When people ask you personally or via email something that you are struggling to decline, use templates. Templates are standard response you use to everyone. With the use of these, you refuse them politely without offending them. Also, it saves you time and there's less emotional pressure compared to writing a decline every time.
Procrastination is fundamentally an emotional reaction to what you have to do. The more aversive a task is to you, the more you’ll resist it, and the more likely you are to procrastinate.
Aversive tasks tend to: be boring, frustrating, difficult, lack intrinsic rewards, be ambiguous and unstructured.
When you notice yourself procrastinating, use your procrastination as a trigger to examine a task’s characteristics and think about what you should change.
By breaking down exactly which attributes an aversive task has (boring, frustrating, difficult, meaningless, ambiguous, unstructured), you can take those qualities and turn them around to make the task more appealing to you.
... people have when they procrastinate:

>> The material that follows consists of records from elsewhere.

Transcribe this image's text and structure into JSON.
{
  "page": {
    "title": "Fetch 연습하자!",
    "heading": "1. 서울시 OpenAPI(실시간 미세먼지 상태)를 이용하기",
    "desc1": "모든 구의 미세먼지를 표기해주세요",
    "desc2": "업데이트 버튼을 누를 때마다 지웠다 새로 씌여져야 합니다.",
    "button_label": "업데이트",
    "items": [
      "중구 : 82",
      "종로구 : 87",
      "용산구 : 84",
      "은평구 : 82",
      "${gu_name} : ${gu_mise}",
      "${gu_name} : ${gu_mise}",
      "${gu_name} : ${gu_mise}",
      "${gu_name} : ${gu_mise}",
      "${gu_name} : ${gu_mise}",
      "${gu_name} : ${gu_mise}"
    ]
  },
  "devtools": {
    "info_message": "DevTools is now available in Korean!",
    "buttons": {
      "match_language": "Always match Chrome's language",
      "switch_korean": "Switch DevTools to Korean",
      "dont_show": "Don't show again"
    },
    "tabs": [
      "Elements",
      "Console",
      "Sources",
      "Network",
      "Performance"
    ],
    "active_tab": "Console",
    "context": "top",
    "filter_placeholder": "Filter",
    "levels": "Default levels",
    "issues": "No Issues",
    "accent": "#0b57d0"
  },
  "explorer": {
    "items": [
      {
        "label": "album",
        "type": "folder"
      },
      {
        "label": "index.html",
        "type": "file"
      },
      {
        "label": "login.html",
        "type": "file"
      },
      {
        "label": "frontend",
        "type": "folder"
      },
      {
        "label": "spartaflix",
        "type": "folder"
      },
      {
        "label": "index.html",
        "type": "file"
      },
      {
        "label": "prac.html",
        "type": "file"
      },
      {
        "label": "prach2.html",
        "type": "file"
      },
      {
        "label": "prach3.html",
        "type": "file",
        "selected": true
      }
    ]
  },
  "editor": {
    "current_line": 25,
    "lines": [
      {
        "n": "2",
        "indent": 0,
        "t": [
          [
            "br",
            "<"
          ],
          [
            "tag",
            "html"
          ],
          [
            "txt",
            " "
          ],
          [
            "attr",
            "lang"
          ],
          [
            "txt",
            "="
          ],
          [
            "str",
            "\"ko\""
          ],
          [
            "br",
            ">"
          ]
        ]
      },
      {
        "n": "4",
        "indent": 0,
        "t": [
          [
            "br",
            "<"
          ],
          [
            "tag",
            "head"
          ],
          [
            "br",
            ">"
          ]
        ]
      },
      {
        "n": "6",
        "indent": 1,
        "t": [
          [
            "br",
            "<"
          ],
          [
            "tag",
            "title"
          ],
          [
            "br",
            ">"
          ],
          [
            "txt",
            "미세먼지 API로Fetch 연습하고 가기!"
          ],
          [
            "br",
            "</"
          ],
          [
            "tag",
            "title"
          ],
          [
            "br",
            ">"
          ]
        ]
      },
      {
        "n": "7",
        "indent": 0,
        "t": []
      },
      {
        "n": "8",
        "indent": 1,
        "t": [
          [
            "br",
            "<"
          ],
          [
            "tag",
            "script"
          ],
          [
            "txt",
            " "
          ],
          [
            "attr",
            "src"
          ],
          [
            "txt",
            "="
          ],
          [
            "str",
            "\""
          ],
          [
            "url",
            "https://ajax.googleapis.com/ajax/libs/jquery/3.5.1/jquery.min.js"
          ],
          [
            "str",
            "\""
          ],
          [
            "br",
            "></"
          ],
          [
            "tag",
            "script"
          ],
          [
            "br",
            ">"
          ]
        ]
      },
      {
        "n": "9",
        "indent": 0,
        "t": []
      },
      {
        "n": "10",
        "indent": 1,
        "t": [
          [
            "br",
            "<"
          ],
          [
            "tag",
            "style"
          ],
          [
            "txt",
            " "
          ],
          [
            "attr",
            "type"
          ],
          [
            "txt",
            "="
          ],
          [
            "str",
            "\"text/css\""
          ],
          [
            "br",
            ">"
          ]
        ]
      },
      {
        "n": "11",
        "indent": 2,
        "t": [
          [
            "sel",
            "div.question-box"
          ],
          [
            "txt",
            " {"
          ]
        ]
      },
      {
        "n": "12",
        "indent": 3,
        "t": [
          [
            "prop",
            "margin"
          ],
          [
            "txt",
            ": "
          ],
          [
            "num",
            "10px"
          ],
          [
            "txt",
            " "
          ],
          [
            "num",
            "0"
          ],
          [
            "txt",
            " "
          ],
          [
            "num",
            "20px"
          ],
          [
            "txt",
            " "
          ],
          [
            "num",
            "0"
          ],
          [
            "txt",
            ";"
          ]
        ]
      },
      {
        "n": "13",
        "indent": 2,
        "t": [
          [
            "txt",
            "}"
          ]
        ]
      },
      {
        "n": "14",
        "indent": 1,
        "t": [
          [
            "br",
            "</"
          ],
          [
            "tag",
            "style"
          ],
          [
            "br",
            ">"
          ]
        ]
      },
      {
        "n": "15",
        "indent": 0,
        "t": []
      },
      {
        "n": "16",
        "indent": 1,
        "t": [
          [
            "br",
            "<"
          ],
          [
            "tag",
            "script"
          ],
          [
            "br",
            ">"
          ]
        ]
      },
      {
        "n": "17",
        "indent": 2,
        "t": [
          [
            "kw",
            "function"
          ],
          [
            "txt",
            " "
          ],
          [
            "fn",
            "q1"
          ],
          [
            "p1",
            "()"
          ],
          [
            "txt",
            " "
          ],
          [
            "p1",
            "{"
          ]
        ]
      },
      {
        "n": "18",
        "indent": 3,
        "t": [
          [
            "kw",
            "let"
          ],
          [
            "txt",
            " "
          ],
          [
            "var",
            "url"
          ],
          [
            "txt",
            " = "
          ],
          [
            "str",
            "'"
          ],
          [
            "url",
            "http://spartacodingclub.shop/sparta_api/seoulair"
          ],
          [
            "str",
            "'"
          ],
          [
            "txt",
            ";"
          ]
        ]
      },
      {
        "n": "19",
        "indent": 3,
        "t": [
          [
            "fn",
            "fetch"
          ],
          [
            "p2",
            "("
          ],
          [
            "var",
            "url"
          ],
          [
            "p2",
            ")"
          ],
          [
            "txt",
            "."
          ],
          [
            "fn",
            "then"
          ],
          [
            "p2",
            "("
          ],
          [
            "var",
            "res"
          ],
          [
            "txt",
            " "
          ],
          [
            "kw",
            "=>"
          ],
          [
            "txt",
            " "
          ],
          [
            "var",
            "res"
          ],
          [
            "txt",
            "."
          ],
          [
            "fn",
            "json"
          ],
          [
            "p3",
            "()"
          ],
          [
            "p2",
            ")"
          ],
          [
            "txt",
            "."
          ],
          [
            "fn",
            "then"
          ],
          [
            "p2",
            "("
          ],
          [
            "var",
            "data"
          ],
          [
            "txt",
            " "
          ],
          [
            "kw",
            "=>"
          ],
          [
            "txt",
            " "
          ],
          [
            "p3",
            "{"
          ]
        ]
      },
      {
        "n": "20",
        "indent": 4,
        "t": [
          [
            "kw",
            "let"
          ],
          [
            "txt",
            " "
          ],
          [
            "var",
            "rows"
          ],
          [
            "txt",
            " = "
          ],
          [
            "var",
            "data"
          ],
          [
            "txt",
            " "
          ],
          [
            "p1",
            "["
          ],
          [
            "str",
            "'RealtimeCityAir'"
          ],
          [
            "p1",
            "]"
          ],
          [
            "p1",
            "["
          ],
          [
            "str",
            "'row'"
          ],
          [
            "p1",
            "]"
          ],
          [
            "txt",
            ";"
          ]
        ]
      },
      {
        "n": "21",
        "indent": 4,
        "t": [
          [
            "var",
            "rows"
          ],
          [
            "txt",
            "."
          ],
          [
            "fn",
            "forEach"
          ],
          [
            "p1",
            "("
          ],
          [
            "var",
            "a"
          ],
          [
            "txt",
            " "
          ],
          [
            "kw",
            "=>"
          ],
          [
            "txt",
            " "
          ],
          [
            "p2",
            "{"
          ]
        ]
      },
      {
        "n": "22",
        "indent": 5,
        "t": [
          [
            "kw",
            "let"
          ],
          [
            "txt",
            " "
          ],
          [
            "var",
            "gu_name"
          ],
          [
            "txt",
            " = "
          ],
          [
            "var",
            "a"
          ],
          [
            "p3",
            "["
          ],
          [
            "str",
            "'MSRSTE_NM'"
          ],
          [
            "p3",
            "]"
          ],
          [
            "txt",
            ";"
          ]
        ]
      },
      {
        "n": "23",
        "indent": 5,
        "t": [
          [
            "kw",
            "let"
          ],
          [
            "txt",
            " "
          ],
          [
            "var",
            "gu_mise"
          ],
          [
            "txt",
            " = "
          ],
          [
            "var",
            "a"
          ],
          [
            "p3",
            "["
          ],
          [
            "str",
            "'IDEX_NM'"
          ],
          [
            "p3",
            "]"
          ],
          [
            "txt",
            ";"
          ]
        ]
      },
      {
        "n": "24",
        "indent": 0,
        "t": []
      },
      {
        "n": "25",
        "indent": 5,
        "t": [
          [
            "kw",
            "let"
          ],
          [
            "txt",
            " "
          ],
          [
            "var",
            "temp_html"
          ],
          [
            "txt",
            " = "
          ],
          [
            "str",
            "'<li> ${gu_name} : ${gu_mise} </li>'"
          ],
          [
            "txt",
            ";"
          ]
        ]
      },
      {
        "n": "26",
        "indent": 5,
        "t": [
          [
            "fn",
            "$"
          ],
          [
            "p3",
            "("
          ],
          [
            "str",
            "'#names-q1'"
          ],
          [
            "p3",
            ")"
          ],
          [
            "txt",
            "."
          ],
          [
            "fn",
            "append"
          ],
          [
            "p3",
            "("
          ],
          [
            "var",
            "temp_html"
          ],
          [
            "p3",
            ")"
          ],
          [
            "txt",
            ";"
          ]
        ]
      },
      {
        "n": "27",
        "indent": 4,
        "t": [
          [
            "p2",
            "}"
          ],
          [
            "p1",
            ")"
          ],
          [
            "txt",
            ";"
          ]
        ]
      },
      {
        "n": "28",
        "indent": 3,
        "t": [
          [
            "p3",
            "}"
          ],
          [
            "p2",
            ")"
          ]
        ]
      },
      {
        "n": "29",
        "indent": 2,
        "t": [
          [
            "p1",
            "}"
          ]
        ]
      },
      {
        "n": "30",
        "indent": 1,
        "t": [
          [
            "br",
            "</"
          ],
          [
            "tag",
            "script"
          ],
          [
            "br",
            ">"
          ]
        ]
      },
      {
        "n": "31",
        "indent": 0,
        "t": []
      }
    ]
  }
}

Limiting how much time you spend on a task makes the task more fun, more structured, and less frustrating and difficult because you’ll always be able to see an end in sight.
And instead of throwing more time at the problem, you force yourself to exert more energy over less time to get it done, which will make you a lot more productive.
Be mindful of how kind you are to yourself, and watch out for times when you try to deceive yourself.
The reason you deceive yourself when you procrastinate: at the same time that you know you should be doing something, a different part of you is very much aware that you’re not actually doing it, so you make up a story about why you’re not getting that thing done.
You just need enough motivation to get started. Once we start a task, it is rarely as bad as we think: your attributions of the task change, and what you think about yourself changes, too.
For example, to go for a swim in a cold pool, you just need to be motivated for the 30 seconds it takes you to jump in and start swimming.
Activating the rational part of your brain to identify the costs of procrastinating is a great strategy to get unstuck.
So make a list of the tasks you’re procrastinating on, and then note how your procrastination has affected you in terms of things such as your happiness, stress, health, finances, relationships, and so on.
Research has shown that we have the tendency to treat our future-selves like complete strangers, and that’s why we give them the same kind of load that we’d give a stranger.
47% of people’s time online is spent procrastinating, so our best tools for productivity (computers, smartphones) are potentially also one of our greatest time wasters.
To get something done, we need to disconnect from potential distractions like social-networking tools.
Especially for tasks that are not defined and poorly structured.
This means thinking about when, where, and how you’re going to do them. Move from broad goal intentions to specific implementation intentions.
You procrastinate a lot less with meaningful tasks that are intrinsically rewarding.
In every job, there are going to be tasks you find aversive, but when you constantly find yourself procrastinating because your work is aversive, there may be other jobs that are more aligned to your passions, that you will be much more motivated and productive in.
The common struggles to conquer our to-do lists: